*** Begin section ***

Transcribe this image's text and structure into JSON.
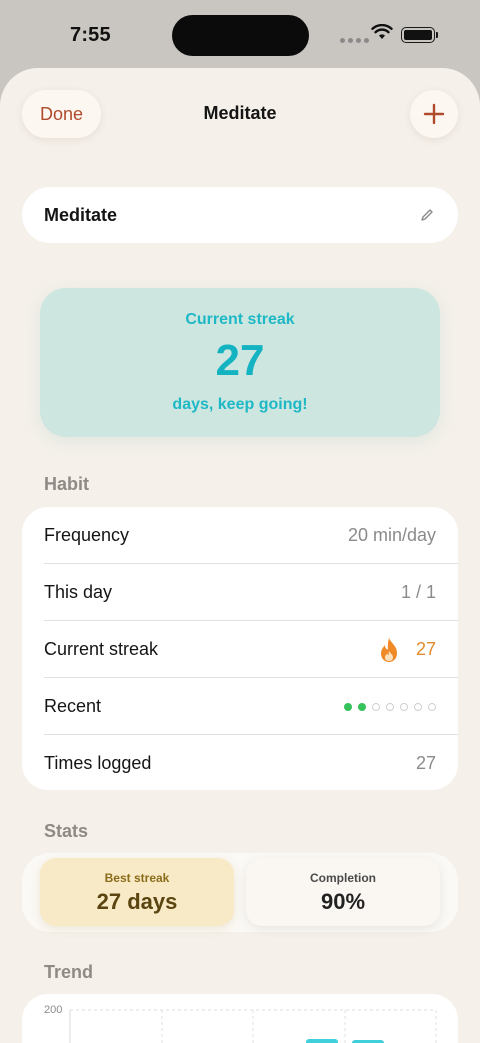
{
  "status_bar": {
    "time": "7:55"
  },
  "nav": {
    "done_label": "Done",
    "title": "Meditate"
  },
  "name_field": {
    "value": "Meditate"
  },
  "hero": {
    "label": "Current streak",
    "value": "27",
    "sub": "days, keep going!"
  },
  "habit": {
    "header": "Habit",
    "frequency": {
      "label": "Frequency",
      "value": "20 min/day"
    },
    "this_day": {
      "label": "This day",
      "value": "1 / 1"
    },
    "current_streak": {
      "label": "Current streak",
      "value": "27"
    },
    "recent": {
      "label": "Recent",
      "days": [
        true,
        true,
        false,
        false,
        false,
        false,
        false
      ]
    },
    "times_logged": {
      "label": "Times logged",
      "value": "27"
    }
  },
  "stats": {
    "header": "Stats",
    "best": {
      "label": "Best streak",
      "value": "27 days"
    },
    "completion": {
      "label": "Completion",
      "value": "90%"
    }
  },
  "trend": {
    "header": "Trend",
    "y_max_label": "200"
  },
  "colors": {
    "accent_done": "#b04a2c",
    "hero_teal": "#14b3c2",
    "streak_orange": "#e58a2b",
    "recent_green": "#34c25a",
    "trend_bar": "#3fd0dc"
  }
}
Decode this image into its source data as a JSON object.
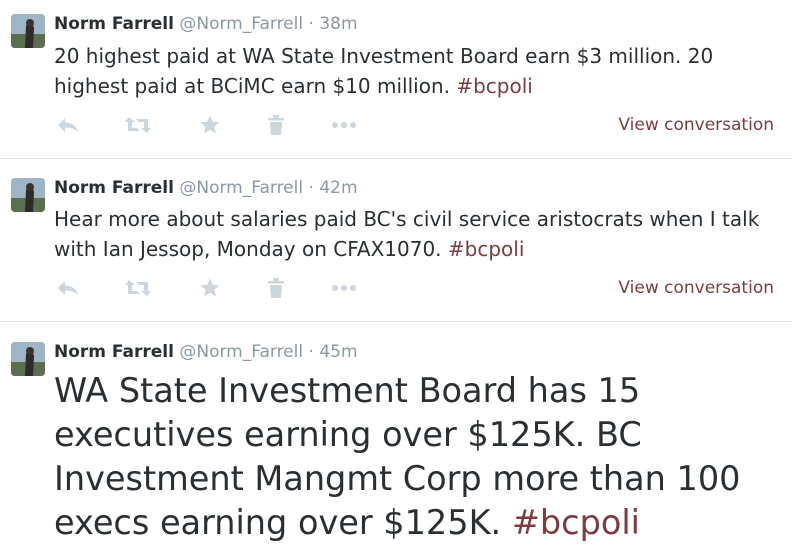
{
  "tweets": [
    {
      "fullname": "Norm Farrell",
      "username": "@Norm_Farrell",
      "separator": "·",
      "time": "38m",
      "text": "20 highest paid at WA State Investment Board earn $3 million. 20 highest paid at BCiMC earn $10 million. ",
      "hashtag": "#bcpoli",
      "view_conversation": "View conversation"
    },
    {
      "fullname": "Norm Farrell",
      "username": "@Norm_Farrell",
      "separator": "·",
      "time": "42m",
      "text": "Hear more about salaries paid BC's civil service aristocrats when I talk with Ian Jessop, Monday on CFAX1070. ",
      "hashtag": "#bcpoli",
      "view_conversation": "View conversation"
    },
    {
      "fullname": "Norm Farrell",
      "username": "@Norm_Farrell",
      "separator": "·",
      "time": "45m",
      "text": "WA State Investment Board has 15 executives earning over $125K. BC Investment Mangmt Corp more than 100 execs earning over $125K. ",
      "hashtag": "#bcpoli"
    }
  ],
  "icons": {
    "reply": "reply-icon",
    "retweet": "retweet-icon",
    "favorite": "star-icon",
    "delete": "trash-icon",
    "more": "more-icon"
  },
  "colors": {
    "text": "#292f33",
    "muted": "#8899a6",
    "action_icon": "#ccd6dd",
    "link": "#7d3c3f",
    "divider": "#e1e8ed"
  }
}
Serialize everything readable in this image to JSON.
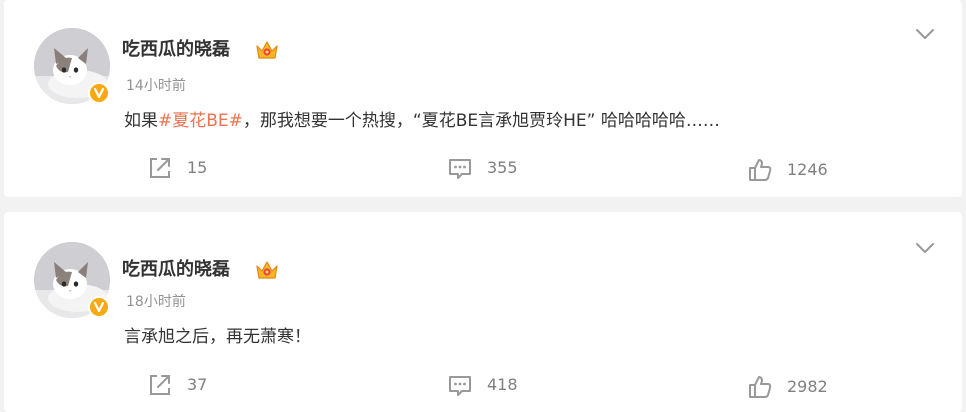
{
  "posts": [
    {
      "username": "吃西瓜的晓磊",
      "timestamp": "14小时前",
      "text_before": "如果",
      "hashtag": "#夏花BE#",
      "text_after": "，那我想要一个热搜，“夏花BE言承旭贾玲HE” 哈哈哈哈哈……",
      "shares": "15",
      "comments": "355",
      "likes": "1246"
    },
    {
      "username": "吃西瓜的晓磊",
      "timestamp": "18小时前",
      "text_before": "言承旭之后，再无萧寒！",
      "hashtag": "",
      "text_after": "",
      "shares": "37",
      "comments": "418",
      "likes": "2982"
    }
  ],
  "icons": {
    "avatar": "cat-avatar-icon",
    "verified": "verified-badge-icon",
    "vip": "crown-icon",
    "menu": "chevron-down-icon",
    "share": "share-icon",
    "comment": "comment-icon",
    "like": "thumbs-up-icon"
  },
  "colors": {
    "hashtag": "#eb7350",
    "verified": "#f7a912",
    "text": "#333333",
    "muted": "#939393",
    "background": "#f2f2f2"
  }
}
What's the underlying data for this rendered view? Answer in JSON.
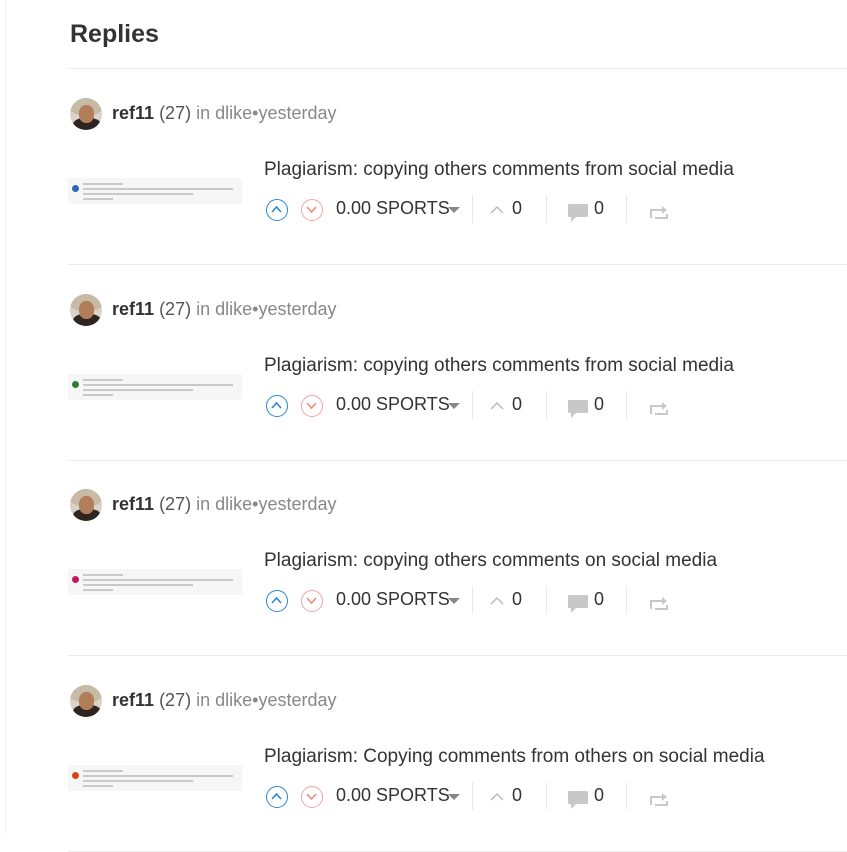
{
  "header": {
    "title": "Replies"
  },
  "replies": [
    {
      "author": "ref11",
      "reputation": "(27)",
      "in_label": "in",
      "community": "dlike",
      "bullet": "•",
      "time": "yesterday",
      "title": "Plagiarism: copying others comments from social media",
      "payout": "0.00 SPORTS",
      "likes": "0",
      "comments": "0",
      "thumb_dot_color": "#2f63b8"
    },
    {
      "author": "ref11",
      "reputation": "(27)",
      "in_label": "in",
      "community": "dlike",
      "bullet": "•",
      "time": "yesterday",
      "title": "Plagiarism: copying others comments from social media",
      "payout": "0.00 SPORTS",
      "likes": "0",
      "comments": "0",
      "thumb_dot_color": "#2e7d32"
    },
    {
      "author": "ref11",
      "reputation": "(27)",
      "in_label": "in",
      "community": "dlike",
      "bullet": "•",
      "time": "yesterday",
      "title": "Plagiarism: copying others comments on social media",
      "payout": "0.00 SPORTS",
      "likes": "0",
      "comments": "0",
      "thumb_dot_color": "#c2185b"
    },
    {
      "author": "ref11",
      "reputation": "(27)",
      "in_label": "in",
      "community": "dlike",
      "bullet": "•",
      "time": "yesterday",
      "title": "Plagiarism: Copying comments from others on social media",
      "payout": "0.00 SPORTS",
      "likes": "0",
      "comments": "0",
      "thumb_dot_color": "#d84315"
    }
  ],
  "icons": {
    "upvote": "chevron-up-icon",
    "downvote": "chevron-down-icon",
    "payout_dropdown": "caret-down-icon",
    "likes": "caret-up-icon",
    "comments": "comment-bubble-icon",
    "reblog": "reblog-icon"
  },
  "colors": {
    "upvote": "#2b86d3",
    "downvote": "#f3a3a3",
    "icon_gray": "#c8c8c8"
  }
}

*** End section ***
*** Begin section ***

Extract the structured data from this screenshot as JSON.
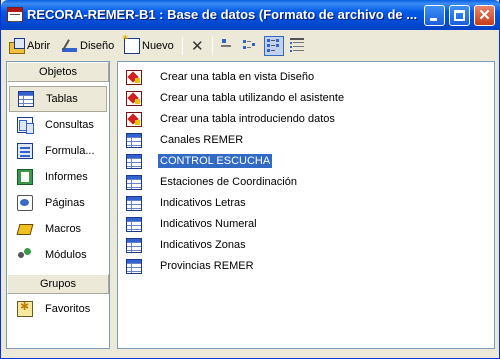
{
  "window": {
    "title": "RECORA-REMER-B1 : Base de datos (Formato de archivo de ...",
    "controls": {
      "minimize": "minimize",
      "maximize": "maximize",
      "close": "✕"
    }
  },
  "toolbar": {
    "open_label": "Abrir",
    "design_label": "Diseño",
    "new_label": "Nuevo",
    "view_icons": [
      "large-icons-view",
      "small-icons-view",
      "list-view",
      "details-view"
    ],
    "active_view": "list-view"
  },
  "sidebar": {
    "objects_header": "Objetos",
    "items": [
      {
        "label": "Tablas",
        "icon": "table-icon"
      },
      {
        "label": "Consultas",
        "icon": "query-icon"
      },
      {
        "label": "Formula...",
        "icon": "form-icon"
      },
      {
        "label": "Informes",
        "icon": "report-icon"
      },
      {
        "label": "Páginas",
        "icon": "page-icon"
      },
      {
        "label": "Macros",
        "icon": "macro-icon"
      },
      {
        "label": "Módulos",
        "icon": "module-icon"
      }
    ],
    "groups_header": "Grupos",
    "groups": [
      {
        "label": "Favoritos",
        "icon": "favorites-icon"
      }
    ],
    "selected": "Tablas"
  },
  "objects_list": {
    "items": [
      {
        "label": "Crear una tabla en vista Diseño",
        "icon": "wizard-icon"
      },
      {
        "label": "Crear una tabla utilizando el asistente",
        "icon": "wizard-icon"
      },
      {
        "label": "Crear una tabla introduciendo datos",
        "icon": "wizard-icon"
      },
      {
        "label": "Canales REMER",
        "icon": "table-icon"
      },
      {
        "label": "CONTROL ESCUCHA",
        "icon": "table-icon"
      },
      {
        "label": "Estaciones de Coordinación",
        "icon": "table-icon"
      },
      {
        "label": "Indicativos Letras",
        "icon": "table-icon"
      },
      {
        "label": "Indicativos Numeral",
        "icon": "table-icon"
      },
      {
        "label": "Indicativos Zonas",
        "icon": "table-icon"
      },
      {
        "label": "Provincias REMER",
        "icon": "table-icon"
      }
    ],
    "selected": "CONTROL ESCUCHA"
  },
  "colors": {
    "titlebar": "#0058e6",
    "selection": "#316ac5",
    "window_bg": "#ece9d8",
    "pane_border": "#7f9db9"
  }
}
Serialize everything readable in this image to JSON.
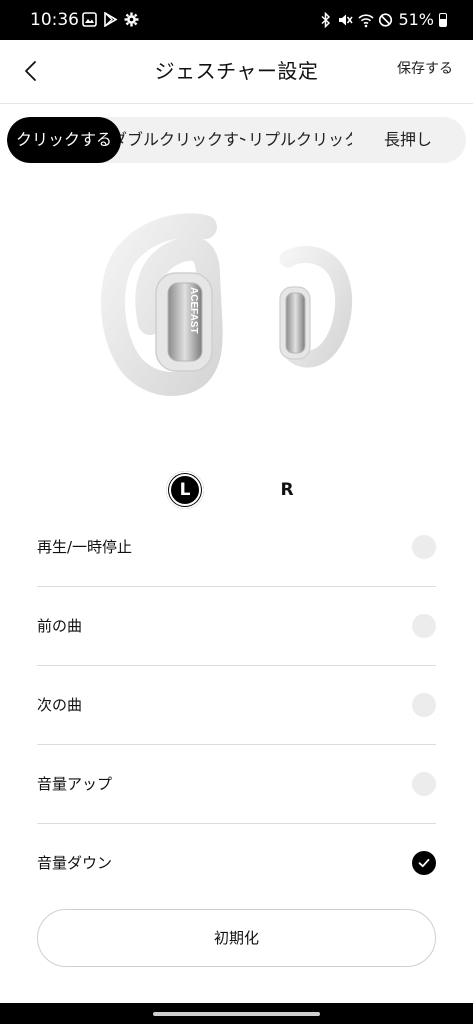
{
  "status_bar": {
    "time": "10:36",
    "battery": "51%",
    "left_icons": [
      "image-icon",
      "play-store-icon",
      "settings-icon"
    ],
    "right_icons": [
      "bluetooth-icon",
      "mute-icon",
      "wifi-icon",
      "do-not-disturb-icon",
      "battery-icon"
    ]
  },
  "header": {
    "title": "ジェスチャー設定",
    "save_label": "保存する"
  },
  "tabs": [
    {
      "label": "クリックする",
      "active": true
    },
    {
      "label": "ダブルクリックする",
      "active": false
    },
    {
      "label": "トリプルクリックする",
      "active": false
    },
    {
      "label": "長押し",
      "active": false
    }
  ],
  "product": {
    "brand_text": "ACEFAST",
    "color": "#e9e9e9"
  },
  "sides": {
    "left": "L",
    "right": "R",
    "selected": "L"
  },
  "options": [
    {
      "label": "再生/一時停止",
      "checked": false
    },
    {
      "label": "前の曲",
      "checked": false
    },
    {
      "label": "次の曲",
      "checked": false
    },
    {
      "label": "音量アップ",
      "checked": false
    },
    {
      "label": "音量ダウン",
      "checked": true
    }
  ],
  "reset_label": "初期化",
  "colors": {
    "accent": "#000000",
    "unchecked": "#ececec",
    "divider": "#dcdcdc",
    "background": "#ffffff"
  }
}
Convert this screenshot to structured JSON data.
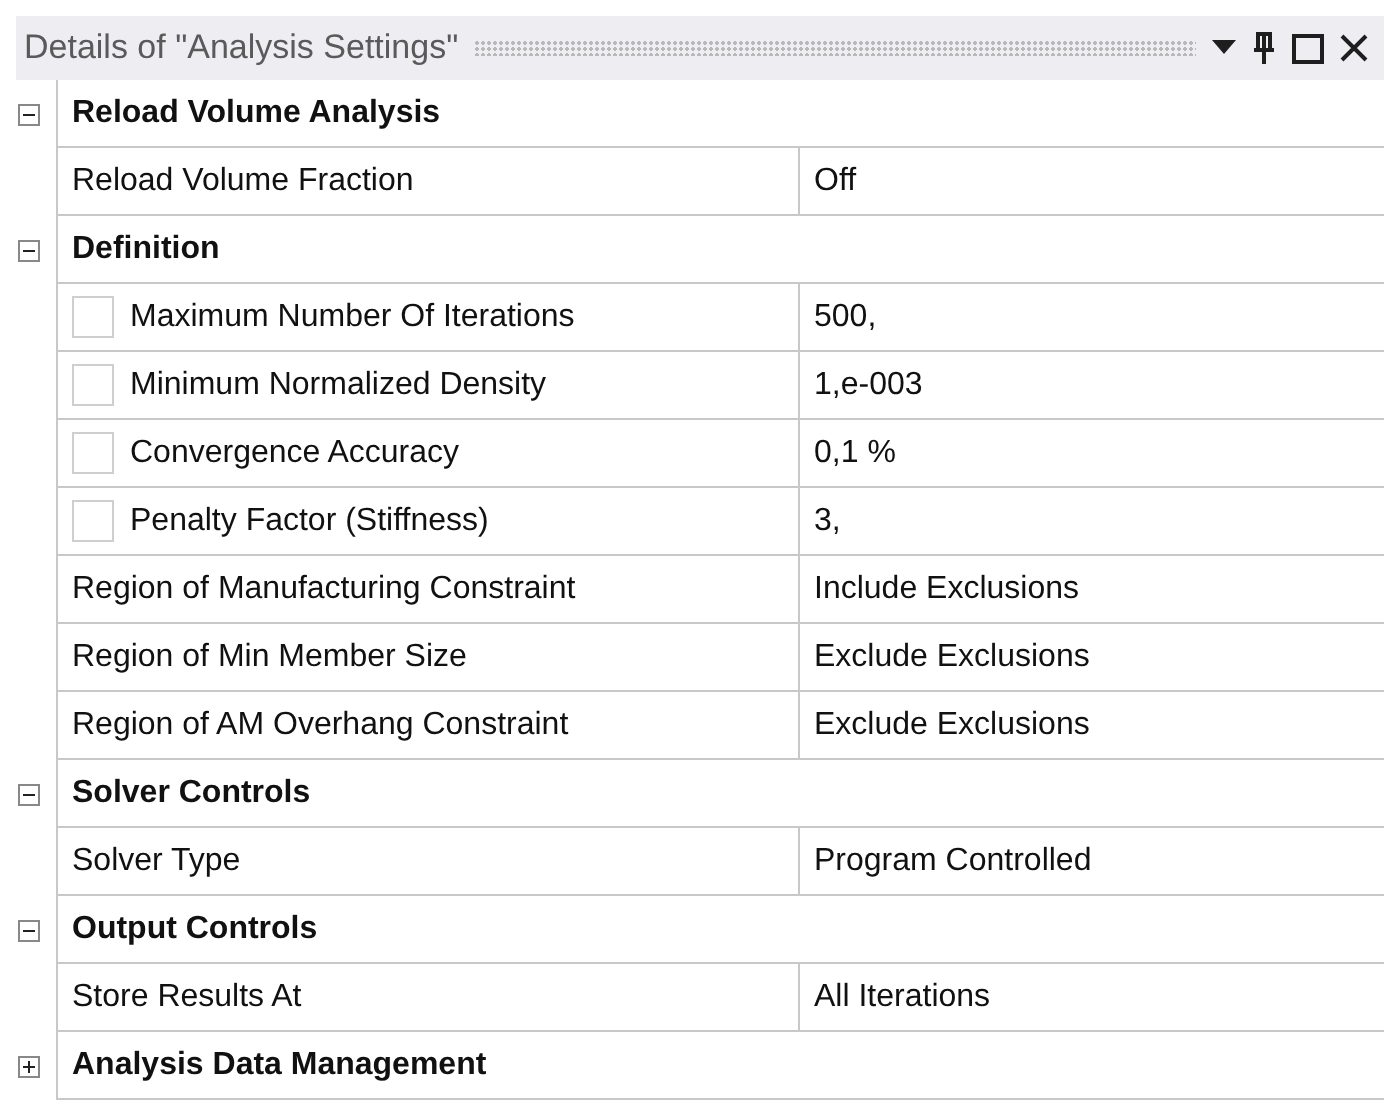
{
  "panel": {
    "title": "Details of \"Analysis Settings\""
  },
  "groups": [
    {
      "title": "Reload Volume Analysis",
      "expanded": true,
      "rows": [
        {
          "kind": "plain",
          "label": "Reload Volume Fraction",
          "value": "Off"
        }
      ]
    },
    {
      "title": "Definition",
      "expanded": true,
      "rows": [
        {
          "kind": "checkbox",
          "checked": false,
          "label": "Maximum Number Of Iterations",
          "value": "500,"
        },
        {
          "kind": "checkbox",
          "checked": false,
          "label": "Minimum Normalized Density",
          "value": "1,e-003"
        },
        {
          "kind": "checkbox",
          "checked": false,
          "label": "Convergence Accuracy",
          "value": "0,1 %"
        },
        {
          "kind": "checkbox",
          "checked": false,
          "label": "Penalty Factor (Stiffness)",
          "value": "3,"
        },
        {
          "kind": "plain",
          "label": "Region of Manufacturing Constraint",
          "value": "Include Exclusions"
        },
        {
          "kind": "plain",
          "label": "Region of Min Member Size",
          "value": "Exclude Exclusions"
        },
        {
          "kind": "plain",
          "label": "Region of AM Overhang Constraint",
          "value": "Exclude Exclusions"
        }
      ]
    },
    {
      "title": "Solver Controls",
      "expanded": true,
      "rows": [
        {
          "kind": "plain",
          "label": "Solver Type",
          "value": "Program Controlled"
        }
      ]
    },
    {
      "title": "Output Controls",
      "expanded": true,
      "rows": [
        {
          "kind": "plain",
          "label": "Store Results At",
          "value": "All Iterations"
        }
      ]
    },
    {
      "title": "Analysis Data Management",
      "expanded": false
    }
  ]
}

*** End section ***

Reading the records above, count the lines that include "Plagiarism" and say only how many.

SOLUTION TO THIS EXERCISE – 4